──────── Material for this task ────────

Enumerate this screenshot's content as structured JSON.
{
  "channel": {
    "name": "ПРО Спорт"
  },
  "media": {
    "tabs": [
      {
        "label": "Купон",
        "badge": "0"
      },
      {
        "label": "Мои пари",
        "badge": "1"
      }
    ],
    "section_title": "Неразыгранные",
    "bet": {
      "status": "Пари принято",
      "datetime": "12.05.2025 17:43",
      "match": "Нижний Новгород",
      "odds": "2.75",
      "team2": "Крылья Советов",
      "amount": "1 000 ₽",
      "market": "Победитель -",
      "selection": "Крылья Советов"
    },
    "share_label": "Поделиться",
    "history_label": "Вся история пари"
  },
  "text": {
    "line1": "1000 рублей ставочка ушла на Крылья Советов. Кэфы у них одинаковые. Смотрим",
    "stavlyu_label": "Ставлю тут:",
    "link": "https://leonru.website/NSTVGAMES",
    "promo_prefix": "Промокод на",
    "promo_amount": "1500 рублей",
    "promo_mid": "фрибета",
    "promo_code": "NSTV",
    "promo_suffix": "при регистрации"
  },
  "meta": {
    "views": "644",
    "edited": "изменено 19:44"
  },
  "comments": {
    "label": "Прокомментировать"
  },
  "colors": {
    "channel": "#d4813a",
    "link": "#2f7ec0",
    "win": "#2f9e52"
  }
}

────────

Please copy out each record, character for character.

Enumerate this screenshot's content as structured JSON.
{
  "channel": {
    "name": "ПРО Спорт"
  },
  "media": {
    "tabs": [
      {
        "label": "Купон",
        "badge": "0"
      },
      {
        "label": "Мои пари",
        "badge": "1"
      }
    ],
    "section_title": "Неразыгранные",
    "bet": {
      "status": "Пари принято",
      "datetime": "12.05.2025 17:43",
      "match": "Нижний Новгород",
      "odds": "2.75",
      "team2": "Крылья Советов",
      "amount": "1 000 ₽",
      "market": "Победитель -",
      "selection": "Крылья Советов"
    },
    "share_label": "Поделиться",
    "history_label": "Вся история пари"
  },
  "text": {
    "line1": "1000 рублей ставочка ушла на Крылья Советов. Кэфы у них одинаковые. Смотрим",
    "stavlyu_label": "Ставлю тут:",
    "link": "https://leonru.website/NSTVGAMES",
    "promo_prefix": "Промокод на",
    "promo_amount": "1500 рублей",
    "promo_mid": "фрибета",
    "promo_code": "NSTV",
    "promo_suffix": "при регистрации"
  },
  "meta": {
    "views": "644",
    "edited": "изменено 19:44"
  },
  "comments": {
    "label": "Прокомментировать"
  },
  "colors": {
    "channel": "#d4813a",
    "link": "#2f7ec0",
    "win": "#2f9e52"
  }
}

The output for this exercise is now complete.